Module: Authlogic::Session::Password::Config

Defined in:


Password configuration

Instance Method Summary collapse

Instance Method Details

#find_by_login_method(value = nil) ⇒ Object Also known as: find_by_login_method=

Authlogic tries to validate the credentials passed to it. One part of validation is actually finding the user and making sure it exists. What method it uses the do this is up to you.

Let's say you have a UserSession that is authenticating a User. By default UserSession will call User.find_by_login(login). You can change what method UserSession calls by specifying it here. Then in your User model you can make that method do anything you want, giving you complete control of how users are found by the UserSession.

Let's take an example: You want to allow users to login by username or email. Set this to the name of the class method that does this in the User model. Let's call it “find_by_username_or_email”

class User < ActiveRecord::Base
  def self.find_by_username_or_email()
    find_by_username() || find_by_email()

Now just specify the name of this method for this configuration option and you are all set. You can do anything you want here. Maybe you allow users to have multiple logins and you want to search a has_many relationship, etc. The sky is the limit.

  • Default: “find_by_smart_case_login_field”

  • Accepts: Symbol or String

# File 'lib/authlogic/session/password.rb', line 40

def (value = nil)
  rw_config(:find_by_login_method, value, "find_by_smart_case_login_field")

#generalize_credentials_error_messages(value = nil) ⇒ Object Also known as: generalize_credentials_error_messages=

The text used to identify credentials (username/password) combination when a bad login attempt occurs. When you show error messages for a bad login, it's considered good security practice to hide which field the user has entered incorrectly (the login field or the password field). For a full explanation, see

Example of use:

class UserSession < Authlogic::Session::Base
  generalize_credentials_error_messages true

This would make the error message for bad logins and bad passwords look identical:

Login/Password combination is not valid

Alternatively you may use a custom message:

class UserSession < AuthLogic::Session::Base
  generalize_credentials_error_messages "Your login information is invalid"

This will instead show your custom error message when the UserSession is invalid.

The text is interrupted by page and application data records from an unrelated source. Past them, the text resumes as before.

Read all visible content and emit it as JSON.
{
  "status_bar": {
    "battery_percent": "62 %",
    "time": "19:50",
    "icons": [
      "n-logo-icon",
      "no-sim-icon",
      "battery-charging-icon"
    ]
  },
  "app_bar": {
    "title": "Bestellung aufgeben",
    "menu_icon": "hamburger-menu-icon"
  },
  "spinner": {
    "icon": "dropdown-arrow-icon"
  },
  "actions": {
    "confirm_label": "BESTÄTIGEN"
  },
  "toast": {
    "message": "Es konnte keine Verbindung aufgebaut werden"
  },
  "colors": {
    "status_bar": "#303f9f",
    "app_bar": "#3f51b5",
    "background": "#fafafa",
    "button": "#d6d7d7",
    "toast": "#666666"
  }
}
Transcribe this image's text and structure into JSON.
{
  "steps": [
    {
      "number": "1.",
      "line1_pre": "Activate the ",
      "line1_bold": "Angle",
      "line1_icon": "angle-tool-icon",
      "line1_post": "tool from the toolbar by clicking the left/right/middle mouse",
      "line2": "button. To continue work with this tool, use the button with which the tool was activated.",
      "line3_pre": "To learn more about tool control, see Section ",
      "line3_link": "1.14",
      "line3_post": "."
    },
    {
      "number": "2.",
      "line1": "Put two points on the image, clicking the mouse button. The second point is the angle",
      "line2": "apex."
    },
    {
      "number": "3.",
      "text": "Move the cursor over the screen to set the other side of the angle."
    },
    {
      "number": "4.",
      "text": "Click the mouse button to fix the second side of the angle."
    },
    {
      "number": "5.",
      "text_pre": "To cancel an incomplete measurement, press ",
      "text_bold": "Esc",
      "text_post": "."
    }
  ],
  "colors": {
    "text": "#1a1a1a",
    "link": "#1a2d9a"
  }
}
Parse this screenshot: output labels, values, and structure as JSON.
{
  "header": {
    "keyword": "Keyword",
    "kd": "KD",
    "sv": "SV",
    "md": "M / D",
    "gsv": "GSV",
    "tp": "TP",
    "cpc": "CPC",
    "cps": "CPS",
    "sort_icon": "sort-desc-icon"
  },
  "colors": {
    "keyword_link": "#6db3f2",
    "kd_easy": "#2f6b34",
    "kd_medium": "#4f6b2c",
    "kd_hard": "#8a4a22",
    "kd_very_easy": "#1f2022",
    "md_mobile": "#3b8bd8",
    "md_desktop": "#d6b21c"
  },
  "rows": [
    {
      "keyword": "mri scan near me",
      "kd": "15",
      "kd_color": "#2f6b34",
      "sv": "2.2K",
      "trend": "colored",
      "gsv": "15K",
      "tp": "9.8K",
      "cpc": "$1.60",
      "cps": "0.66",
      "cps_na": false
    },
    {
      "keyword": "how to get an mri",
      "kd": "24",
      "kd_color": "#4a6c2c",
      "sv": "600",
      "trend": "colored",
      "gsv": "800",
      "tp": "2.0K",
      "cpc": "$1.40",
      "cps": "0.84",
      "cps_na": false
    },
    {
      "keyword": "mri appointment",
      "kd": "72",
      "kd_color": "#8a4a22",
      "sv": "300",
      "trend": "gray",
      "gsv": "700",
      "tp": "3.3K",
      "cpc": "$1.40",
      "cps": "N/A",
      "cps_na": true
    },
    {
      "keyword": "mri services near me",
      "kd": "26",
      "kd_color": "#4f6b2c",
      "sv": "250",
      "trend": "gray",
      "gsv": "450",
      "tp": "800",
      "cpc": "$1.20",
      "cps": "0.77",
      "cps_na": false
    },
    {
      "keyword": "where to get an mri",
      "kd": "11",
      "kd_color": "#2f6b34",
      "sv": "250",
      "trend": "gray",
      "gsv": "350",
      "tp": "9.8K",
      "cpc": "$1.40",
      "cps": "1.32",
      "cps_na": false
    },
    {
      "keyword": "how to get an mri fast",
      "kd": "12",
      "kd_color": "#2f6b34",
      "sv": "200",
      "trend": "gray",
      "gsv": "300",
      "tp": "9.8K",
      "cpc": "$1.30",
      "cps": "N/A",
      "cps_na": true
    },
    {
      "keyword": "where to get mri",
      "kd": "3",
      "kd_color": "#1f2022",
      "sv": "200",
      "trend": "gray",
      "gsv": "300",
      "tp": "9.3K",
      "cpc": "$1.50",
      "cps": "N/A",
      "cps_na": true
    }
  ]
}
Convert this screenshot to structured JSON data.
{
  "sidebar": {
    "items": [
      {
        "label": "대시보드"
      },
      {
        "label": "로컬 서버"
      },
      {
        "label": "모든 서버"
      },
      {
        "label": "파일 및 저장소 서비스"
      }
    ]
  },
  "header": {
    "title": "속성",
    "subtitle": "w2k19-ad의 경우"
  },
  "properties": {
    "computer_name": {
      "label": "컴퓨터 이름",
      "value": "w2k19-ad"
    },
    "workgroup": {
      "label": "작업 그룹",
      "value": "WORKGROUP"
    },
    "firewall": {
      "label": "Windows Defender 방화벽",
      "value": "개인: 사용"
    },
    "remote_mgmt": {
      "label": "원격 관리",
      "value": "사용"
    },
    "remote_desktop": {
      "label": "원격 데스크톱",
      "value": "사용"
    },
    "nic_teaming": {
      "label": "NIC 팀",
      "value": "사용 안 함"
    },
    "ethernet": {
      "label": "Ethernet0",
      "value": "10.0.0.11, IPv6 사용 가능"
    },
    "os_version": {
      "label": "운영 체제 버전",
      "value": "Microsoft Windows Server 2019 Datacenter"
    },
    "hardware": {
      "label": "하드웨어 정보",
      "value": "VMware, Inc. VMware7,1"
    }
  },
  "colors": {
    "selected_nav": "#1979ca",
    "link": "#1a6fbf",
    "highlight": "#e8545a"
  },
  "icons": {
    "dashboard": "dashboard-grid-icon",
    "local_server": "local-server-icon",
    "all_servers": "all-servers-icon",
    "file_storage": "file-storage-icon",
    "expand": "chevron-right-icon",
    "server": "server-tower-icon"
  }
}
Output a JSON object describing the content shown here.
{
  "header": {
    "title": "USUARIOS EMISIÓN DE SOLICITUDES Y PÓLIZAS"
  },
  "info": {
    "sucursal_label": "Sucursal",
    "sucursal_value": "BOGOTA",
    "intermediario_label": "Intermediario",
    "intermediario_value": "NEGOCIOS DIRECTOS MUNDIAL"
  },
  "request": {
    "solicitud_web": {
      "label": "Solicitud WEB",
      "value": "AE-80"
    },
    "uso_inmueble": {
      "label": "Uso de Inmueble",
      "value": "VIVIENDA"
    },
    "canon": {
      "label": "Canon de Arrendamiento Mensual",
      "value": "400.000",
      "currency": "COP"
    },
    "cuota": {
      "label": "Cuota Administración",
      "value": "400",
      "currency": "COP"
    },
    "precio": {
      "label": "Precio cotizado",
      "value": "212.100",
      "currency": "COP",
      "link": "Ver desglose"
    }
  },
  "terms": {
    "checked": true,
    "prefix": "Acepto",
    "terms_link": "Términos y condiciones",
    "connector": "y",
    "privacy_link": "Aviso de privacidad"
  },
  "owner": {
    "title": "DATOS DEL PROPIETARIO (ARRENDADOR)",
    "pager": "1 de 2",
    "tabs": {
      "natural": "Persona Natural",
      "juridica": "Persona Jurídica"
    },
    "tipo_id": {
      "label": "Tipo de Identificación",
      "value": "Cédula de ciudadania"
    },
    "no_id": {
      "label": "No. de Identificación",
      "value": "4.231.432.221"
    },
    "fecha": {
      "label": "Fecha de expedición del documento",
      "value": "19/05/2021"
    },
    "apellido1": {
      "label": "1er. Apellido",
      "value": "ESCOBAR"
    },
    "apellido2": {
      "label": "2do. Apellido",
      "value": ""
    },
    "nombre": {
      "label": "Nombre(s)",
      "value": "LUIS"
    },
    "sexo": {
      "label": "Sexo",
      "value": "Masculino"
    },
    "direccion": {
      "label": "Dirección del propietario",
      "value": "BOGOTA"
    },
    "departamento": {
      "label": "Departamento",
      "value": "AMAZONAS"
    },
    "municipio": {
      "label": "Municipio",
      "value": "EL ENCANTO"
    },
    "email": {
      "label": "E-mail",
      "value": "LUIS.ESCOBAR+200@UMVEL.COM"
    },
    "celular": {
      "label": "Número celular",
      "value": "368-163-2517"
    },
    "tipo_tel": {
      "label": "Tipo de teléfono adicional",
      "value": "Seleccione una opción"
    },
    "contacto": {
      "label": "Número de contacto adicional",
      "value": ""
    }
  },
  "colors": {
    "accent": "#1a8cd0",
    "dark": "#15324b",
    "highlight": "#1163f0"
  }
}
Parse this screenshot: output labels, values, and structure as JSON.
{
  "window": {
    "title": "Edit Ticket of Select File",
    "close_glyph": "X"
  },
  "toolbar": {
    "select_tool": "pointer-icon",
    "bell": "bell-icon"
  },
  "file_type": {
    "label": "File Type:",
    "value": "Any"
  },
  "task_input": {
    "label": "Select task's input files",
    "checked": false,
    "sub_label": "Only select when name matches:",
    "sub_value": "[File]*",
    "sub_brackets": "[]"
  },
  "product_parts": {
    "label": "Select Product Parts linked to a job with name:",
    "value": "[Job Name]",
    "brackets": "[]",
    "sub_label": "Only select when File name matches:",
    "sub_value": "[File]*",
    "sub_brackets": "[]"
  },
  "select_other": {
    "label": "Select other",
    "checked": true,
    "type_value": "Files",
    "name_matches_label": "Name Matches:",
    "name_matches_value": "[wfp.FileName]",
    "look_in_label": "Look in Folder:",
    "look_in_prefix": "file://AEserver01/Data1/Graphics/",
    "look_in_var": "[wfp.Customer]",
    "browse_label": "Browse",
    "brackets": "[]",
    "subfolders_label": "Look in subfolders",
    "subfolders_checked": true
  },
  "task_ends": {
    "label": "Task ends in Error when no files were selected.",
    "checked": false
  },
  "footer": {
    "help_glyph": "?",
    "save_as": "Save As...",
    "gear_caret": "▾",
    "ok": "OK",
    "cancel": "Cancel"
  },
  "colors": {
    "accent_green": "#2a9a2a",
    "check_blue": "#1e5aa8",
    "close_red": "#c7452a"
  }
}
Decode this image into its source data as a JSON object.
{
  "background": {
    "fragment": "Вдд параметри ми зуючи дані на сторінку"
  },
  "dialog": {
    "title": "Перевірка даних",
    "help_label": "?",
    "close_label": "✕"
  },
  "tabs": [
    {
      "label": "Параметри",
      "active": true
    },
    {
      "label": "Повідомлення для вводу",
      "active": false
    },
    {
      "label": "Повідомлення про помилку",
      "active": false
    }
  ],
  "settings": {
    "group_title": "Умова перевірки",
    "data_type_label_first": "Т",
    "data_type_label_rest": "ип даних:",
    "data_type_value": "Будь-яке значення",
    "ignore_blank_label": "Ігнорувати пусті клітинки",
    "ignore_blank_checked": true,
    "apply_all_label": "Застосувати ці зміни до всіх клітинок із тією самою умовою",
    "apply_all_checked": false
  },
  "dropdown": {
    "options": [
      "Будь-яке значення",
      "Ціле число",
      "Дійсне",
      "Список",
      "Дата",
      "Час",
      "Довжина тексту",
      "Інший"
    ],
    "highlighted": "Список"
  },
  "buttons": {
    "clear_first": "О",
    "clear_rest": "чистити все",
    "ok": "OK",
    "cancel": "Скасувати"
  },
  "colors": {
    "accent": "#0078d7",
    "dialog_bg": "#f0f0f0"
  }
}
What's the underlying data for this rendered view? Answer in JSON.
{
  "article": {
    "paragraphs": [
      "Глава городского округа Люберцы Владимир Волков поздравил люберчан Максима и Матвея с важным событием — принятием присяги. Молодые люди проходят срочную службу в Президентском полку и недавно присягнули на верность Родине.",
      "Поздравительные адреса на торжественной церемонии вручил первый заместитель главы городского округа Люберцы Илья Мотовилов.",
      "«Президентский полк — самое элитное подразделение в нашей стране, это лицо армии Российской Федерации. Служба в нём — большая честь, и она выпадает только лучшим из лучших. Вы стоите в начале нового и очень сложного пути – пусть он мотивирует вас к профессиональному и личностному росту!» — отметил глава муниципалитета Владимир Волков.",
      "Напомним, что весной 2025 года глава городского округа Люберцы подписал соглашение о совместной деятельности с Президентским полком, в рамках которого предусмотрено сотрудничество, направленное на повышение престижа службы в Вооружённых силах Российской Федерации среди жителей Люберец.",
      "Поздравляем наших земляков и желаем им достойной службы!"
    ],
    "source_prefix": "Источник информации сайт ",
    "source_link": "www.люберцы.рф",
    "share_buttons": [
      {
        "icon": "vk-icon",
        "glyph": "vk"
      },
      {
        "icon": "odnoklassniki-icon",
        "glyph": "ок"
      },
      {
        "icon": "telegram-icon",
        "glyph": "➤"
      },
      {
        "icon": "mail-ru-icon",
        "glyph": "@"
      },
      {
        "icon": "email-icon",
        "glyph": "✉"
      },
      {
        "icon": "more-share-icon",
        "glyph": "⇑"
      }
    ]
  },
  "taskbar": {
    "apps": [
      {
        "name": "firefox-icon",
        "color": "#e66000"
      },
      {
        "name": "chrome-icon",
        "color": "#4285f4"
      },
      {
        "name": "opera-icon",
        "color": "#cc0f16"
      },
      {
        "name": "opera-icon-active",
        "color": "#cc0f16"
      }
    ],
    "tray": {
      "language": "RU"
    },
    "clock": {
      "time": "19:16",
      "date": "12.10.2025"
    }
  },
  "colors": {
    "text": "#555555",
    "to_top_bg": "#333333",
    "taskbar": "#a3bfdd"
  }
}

The downside to enabling this is that is can be too vague for a user that has a hard time remembering their username and password combinations. It also disables the ability to to highlight the field with the error when you use form_for.

If you are developing an app where security is an extreme priority (such as a financial application), then you should enable this. Otherwise, leaving this off is fine.

  • Default false

  • Accepts: Boolean

# File 'lib/authlogic/session/password.rb', line 77

def generalize_credentials_error_messages(value = nil)
  rw_config(:generalize_credentials_error_messages, value, false)

#login_field(value = nil) ⇒ Object Also known as: login_field=

The name of the method you want Authlogic to create for storing the login / username. Keep in mind this is just for your Authlogic::Session, if you want it can be something completely different than the field in your model. So if you wanted people to login with a field called “login” and then find users by email this is compeltely doable. See the find_by_login_method configuration option for more details.

  • Default: klass.login_field || klass.email_field

  • Accepts: Symbol or String

# File 'lib/authlogic/session/password.rb', line 89

def (value = nil)
  rw_config(:login_field, value, klass. || klass.email_field)

#password_field(value = nil) ⇒ Object Also known as: password_field=

Works exactly like login_field, but for the password instead. Returns :password if a login_field exists.

  • Default: :password

  • Accepts: Symbol or String

# File 'lib/authlogic/session/password.rb', line 98

def password_field(value = nil)
  rw_config(:password_field, value,  && :password)

#verify_password_method(value = nil) ⇒ Object Also known as: verify_password_method=

The name of the method in your model used to verify the password. This should be an instance method. It should also be prepared to accept a raw password and a crytped password.

  • Default: “valid_password?”

  • Accepts: Symbol or String

# File 'lib/authlogic/session/password.rb', line 108

def verify_password_method(value = nil)
  rw_config(:verify_password_method, value, "valid_password?")